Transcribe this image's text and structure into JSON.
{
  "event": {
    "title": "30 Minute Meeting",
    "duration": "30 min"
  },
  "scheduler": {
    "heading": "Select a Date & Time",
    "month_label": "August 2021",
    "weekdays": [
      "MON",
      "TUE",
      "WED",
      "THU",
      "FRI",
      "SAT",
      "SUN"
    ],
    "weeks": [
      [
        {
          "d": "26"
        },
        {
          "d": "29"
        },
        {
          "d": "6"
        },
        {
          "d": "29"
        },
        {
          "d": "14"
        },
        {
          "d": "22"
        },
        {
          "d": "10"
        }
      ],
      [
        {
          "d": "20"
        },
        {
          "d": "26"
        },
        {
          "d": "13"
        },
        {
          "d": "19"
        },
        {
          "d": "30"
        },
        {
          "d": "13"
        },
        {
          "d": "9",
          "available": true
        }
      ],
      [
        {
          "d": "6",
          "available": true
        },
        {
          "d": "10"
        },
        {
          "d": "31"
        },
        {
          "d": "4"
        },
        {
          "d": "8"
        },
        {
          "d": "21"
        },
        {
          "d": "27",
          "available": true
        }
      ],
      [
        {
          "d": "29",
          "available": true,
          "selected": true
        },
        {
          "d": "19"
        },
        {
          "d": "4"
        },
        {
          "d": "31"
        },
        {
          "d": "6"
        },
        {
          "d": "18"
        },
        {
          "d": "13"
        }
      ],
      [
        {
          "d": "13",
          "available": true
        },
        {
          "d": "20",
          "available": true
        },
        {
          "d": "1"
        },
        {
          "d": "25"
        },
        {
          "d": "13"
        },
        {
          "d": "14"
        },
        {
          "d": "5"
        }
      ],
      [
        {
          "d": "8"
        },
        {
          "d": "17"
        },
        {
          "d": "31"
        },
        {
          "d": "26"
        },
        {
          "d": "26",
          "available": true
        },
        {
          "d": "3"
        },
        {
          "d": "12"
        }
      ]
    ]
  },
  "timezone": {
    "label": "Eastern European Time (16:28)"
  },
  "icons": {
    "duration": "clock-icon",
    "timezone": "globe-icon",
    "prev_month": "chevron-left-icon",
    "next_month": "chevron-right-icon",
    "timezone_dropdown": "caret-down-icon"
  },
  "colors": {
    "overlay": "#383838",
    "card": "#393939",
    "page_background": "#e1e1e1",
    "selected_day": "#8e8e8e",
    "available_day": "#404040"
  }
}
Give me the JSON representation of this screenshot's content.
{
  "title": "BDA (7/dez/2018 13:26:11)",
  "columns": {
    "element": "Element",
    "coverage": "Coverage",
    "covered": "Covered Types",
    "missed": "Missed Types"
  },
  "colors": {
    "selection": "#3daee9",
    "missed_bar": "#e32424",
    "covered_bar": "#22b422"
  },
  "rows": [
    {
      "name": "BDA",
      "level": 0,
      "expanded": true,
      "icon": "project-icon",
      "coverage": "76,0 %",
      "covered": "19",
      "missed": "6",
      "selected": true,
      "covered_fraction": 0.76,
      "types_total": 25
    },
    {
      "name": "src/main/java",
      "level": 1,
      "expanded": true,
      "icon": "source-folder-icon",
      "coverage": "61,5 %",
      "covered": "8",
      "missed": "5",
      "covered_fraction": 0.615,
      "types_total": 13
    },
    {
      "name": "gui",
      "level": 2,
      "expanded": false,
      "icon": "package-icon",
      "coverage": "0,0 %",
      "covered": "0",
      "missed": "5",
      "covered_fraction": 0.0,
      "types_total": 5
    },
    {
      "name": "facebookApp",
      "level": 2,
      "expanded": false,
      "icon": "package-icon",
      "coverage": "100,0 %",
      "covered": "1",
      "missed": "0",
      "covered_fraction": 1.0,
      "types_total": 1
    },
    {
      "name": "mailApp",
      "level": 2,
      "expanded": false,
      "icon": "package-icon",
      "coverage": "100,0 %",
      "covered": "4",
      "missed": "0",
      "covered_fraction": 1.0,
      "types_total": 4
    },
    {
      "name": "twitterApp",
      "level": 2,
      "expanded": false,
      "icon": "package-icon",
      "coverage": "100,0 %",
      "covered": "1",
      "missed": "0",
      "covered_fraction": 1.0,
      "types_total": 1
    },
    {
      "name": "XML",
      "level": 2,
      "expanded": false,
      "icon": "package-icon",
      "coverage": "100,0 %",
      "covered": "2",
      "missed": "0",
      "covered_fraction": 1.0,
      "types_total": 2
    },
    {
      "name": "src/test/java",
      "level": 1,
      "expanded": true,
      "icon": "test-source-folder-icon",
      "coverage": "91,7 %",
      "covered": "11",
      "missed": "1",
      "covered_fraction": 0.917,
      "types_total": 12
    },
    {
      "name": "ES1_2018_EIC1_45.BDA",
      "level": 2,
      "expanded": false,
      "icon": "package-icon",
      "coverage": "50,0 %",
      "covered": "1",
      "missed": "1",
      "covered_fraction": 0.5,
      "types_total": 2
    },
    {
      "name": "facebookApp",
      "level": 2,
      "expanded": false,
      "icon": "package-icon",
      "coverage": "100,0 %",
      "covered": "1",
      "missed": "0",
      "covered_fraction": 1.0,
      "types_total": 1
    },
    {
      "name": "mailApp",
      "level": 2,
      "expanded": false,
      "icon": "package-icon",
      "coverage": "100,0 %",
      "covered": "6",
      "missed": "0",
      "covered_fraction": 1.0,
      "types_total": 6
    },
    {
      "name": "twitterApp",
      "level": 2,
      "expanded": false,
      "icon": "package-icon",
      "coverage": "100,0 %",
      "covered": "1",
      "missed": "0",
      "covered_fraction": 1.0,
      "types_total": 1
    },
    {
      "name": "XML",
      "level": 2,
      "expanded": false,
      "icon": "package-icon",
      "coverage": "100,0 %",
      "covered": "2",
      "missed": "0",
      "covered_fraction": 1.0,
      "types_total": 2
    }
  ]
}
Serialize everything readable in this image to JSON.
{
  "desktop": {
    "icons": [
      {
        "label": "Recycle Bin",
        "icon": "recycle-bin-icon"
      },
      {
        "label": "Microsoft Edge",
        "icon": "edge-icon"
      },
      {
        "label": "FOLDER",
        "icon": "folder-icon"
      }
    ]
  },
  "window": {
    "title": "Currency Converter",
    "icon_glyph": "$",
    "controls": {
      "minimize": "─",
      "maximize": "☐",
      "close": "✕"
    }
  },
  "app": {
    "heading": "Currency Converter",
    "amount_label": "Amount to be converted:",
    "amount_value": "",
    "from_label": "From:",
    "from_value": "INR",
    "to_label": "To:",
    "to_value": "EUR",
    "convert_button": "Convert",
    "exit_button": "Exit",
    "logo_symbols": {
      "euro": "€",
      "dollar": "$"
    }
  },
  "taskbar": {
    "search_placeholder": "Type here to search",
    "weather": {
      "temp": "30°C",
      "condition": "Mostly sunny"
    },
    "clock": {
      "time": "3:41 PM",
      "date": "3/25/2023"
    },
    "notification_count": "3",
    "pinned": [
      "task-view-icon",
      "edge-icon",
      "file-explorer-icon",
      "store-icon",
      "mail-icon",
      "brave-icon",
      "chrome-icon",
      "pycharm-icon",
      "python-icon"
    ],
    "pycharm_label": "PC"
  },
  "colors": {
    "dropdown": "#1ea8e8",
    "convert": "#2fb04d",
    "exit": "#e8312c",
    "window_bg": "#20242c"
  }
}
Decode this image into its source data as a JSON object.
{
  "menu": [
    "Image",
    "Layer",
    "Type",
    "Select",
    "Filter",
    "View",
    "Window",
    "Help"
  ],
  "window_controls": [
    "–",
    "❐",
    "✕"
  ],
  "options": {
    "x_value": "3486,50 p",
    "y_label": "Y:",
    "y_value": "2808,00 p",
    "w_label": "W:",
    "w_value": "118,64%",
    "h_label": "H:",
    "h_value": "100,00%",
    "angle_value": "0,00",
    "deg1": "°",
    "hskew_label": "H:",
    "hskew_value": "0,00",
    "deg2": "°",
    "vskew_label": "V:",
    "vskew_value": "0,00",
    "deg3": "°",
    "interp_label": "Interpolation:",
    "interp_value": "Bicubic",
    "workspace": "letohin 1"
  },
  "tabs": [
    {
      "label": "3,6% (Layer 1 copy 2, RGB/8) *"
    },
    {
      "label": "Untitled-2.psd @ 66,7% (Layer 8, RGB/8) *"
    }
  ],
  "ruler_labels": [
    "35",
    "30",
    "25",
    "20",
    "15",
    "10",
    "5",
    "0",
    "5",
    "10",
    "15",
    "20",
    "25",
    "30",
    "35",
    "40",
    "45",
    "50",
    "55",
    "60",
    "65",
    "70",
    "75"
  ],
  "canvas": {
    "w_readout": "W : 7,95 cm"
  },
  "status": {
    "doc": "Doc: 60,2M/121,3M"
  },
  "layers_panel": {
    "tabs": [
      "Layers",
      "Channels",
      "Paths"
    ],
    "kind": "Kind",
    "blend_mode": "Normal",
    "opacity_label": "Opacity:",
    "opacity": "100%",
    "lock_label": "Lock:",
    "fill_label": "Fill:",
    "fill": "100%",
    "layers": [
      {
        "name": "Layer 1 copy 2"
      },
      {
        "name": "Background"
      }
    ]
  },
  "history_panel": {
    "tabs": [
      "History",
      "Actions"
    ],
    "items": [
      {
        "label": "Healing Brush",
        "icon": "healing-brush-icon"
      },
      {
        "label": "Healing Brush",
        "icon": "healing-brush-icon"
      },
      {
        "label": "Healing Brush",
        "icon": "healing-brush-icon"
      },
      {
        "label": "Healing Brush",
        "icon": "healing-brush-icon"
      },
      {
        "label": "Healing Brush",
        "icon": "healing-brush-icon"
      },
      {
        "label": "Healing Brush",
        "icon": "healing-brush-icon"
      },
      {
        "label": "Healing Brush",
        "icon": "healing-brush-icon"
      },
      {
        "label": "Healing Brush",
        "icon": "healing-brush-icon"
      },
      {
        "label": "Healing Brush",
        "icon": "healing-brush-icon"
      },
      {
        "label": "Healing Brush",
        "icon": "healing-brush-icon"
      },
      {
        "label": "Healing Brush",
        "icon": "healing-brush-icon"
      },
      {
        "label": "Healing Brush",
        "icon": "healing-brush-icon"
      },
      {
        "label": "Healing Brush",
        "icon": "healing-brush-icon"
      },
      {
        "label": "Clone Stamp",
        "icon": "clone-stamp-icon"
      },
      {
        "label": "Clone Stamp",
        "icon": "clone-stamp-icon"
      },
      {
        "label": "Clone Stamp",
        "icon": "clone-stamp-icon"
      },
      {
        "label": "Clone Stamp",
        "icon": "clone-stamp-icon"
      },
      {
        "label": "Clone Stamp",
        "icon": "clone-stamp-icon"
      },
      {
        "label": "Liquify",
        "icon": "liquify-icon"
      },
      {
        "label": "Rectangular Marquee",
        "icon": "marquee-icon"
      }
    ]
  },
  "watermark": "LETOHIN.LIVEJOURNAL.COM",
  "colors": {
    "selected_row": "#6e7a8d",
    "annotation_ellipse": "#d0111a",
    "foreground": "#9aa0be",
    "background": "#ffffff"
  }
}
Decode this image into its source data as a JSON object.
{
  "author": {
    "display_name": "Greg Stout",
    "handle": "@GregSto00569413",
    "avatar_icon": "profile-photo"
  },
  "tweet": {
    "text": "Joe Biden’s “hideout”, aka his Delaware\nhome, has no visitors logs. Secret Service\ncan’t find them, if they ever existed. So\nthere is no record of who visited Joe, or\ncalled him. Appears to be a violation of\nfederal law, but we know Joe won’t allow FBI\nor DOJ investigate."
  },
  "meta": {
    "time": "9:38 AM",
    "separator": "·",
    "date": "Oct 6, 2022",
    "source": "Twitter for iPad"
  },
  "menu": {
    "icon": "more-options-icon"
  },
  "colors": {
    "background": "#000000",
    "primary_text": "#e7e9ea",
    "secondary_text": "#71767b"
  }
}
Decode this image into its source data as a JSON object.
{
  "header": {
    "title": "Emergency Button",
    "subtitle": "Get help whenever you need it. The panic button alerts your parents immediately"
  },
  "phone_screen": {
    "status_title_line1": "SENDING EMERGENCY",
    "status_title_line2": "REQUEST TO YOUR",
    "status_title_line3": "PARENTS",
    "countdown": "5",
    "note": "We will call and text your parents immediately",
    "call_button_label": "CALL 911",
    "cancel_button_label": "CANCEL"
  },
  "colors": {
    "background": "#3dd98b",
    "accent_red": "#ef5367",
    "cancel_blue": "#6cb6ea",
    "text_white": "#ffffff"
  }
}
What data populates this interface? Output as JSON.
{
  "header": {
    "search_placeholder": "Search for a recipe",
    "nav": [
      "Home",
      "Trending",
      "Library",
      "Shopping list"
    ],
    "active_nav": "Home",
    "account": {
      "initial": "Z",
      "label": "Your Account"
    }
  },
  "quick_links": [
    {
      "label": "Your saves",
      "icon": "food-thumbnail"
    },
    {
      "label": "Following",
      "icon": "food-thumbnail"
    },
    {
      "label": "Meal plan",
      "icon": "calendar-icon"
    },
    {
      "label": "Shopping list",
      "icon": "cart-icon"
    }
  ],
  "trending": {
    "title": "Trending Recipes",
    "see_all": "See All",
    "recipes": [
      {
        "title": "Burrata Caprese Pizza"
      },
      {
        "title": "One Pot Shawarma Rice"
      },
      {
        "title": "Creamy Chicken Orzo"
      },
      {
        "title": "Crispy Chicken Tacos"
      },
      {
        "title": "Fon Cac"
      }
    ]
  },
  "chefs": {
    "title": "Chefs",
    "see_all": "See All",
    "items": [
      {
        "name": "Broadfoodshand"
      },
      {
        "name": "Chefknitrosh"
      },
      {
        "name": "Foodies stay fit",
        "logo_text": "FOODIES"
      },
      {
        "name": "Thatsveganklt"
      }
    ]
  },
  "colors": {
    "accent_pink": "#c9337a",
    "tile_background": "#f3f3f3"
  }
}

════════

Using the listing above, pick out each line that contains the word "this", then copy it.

Transcribe this image's text and structure into JSON.
Give me the JSON representation of this screenshot's content.
Serialize everything readable in this image to JSON.
Decode this image into its source data as a JSON object.
Decode this image into its source data as a JSON object.
Decode this image into its source data as a JSON object.
What data populates this interface? Output as JSON.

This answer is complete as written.